Excerpts from an interface dataset
—————

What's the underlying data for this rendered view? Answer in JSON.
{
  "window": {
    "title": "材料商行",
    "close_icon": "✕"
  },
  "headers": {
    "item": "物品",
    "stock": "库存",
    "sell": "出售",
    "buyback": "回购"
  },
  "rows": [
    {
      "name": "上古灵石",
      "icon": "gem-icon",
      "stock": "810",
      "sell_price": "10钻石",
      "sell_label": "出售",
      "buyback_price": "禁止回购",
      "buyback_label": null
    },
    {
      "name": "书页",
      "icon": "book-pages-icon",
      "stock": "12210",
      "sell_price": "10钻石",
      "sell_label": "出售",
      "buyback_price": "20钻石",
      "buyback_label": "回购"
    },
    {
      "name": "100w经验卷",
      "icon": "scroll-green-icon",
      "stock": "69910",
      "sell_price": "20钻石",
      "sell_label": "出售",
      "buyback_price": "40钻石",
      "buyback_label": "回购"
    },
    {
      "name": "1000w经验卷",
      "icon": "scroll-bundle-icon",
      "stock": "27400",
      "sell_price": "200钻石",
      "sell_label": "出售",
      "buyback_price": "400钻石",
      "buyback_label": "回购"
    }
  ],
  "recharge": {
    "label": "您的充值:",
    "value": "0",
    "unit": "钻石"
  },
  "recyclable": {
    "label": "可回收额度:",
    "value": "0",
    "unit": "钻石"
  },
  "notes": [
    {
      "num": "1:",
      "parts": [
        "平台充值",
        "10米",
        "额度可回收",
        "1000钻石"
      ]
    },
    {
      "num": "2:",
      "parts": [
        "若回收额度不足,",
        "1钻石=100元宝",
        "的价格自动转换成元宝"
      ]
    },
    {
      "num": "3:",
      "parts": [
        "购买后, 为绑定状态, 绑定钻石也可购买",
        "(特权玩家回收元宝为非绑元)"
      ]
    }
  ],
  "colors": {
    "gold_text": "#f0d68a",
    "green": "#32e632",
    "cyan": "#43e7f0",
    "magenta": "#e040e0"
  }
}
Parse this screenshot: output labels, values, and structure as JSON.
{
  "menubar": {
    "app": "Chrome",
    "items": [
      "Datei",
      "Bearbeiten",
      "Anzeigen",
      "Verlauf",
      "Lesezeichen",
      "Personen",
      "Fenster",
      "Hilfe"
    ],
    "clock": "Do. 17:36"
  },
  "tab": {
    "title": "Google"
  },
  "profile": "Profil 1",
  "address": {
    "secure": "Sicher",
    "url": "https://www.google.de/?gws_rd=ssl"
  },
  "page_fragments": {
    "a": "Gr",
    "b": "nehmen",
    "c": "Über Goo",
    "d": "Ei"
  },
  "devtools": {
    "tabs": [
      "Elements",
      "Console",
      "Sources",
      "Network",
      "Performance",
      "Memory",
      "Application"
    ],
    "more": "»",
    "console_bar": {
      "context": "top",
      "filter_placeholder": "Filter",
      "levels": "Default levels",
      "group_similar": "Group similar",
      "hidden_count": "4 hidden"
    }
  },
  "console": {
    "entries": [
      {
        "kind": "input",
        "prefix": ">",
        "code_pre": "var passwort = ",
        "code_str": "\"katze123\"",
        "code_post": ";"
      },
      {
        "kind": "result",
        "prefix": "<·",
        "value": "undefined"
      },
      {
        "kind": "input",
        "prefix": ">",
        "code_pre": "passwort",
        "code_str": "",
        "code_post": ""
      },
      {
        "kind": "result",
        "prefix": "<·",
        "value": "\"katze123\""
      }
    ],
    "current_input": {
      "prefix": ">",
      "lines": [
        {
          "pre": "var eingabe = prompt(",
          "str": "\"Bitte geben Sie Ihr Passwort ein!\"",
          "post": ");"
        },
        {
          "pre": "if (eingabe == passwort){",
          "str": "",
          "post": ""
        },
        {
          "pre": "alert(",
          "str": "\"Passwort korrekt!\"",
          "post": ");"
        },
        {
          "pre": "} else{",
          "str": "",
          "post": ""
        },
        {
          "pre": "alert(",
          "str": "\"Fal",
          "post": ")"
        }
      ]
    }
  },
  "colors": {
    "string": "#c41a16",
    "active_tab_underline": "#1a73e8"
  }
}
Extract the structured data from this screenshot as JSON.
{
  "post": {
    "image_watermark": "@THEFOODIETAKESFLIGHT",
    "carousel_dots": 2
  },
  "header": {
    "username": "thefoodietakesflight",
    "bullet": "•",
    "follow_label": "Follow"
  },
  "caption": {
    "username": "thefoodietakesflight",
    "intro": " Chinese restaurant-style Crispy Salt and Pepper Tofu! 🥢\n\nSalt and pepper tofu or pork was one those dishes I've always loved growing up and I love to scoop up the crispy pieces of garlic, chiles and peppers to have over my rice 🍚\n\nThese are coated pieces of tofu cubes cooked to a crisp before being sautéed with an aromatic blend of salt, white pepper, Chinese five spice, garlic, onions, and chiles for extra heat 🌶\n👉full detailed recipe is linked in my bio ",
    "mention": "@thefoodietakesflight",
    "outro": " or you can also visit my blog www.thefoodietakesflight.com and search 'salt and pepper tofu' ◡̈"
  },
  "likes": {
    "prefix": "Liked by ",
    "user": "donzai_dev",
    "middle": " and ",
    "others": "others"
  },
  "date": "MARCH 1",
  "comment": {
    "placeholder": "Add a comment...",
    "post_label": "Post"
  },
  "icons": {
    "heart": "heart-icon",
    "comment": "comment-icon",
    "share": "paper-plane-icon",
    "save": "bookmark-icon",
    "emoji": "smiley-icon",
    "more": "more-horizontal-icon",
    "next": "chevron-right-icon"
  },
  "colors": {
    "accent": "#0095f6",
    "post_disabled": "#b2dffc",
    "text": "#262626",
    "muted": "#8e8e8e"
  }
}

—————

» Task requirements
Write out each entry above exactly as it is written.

» The answer
What's the underlying data for this rendered view? Answer in JSON.
{
  "window": {
    "title": "材料商行",
    "close_icon": "✕"
  },
  "headers": {
    "item": "物品",
    "stock": "库存",
    "sell": "出售",
    "buyback": "回购"
  },
  "rows": [
    {
      "name": "上古灵石",
      "icon": "gem-icon",
      "stock": "810",
      "sell_price": "10钻石",
      "sell_label": "出售",
      "buyback_price": "禁止回购",
      "buyback_label": null
    },
    {
      "name": "书页",
      "icon": "book-pages-icon",
      "stock": "12210",
      "sell_price": "10钻石",
      "sell_label": "出售",
      "buyback_price": "20钻石",
      "buyback_label": "回购"
    },
    {
      "name": "100w经验卷",
      "icon": "scroll-green-icon",
      "stock": "69910",
      "sell_price": "20钻石",
      "sell_label": "出售",
      "buyback_price": "40钻石",
      "buyback_label": "回购"
    },
    {
      "name": "1000w经验卷",
      "icon": "scroll-bundle-icon",
      "stock": "27400",
      "sell_price": "200钻石",
      "sell_label": "出售",
      "buyback_price": "400钻石",
      "buyback_label": "回购"
    }
  ],
  "recharge": {
    "label": "您的充值:",
    "value": "0",
    "unit": "钻石"
  },
  "recyclable": {
    "label": "可回收额度:",
    "value": "0",
    "unit": "钻石"
  },
  "notes": [
    {
      "num": "1:",
      "parts": [
        "平台充值",
        "10米",
        "额度可回收",
        "1000钻石"
      ]
    },
    {
      "num": "2:",
      "parts": [
        "若回收额度不足,",
        "1钻石=100元宝",
        "的价格自动转换成元宝"
      ]
    },
    {
      "num": "3:",
      "parts": [
        "购买后, 为绑定状态, 绑定钻石也可购买",
        "(特权玩家回收元宝为非绑元)"
      ]
    }
  ],
  "colors": {
    "gold_text": "#f0d68a",
    "green": "#32e632",
    "cyan": "#43e7f0",
    "magenta": "#e040e0"
  }
}
Parse this screenshot: output labels, values, and structure as JSON.
{
  "menubar": {
    "app": "Chrome",
    "items": [
      "Datei",
      "Bearbeiten",
      "Anzeigen",
      "Verlauf",
      "Lesezeichen",
      "Personen",
      "Fenster",
      "Hilfe"
    ],
    "clock": "Do. 17:36"
  },
  "tab": {
    "title": "Google"
  },
  "profile": "Profil 1",
  "address": {
    "secure": "Sicher",
    "url": "https://www.google.de/?gws_rd=ssl"
  },
  "page_fragments": {
    "a": "Gr",
    "b": "nehmen",
    "c": "Über Goo",
    "d": "Ei"
  },
  "devtools": {
    "tabs": [
      "Elements",
      "Console",
      "Sources",
      "Network",
      "Performance",
      "Memory",
      "Application"
    ],
    "more": "»",
    "console_bar": {
      "context": "top",
      "filter_placeholder": "Filter",
      "levels": "Default levels",
      "group_similar": "Group similar",
      "hidden_count": "4 hidden"
    }
  },
  "console": {
    "entries": [
      {
        "kind": "input",
        "prefix": ">",
        "code_pre": "var passwort = ",
        "code_str": "\"katze123\"",
        "code_post": ";"
      },
      {
        "kind": "result",
        "prefix": "<·",
        "value": "undefined"
      },
      {
        "kind": "input",
        "prefix": ">",
        "code_pre": "passwort",
        "code_str": "",
        "code_post": ""
      },
      {
        "kind": "result",
        "prefix": "<·",
        "value": "\"katze123\""
      }
    ],
    "current_input": {
      "prefix": ">",
      "lines": [
        {
          "pre": "var eingabe = prompt(",
          "str": "\"Bitte geben Sie Ihr Passwort ein!\"",
          "post": ");"
        },
        {
          "pre": "if (eingabe == passwort){",
          "str": "",
          "post": ""
        },
        {
          "pre": "alert(",
          "str": "\"Passwort korrekt!\"",
          "post": ");"
        },
        {
          "pre": "} else{",
          "str": "",
          "post": ""
        },
        {
          "pre": "alert(",
          "str": "\"Fal",
          "post": ")"
        }
      ]
    }
  },
  "colors": {
    "string": "#c41a16",
    "active_tab_underline": "#1a73e8"
  }
}
Extract the structured data from this screenshot as JSON.
{
  "post": {
    "image_watermark": "@THEFOODIETAKESFLIGHT",
    "carousel_dots": 2
  },
  "header": {
    "username": "thefoodietakesflight",
    "bullet": "•",
    "follow_label": "Follow"
  },
  "caption": {
    "username": "thefoodietakesflight",
    "intro": " Chinese restaurant-style Crispy Salt and Pepper Tofu! 🥢\n\nSalt and pepper tofu or pork was one those dishes I've always loved growing up and I love to scoop up the crispy pieces of garlic, chiles and peppers to have over my rice 🍚\n\nThese are coated pieces of tofu cubes cooked to a crisp before being sautéed with an aromatic blend of salt, white pepper, Chinese five spice, garlic, onions, and chiles for extra heat 🌶\n👉full detailed recipe is linked in my bio ",
    "mention": "@thefoodietakesflight",
    "outro": " or you can also visit my blog www.thefoodietakesflight.com and search 'salt and pepper tofu' ◡̈"
  },
  "likes": {
    "prefix": "Liked by ",
    "user": "donzai_dev",
    "middle": " and ",
    "others": "others"
  },
  "date": "MARCH 1",
  "comment": {
    "placeholder": "Add a comment...",
    "post_label": "Post"
  },
  "icons": {
    "heart": "heart-icon",
    "comment": "comment-icon",
    "share": "paper-plane-icon",
    "save": "bookmark-icon",
    "emoji": "smiley-icon",
    "more": "more-horizontal-icon",
    "next": "chevron-right-icon"
  },
  "colors": {
    "accent": "#0095f6",
    "post_disabled": "#b2dffc",
    "text": "#262626",
    "muted": "#8e8e8e"
  }
}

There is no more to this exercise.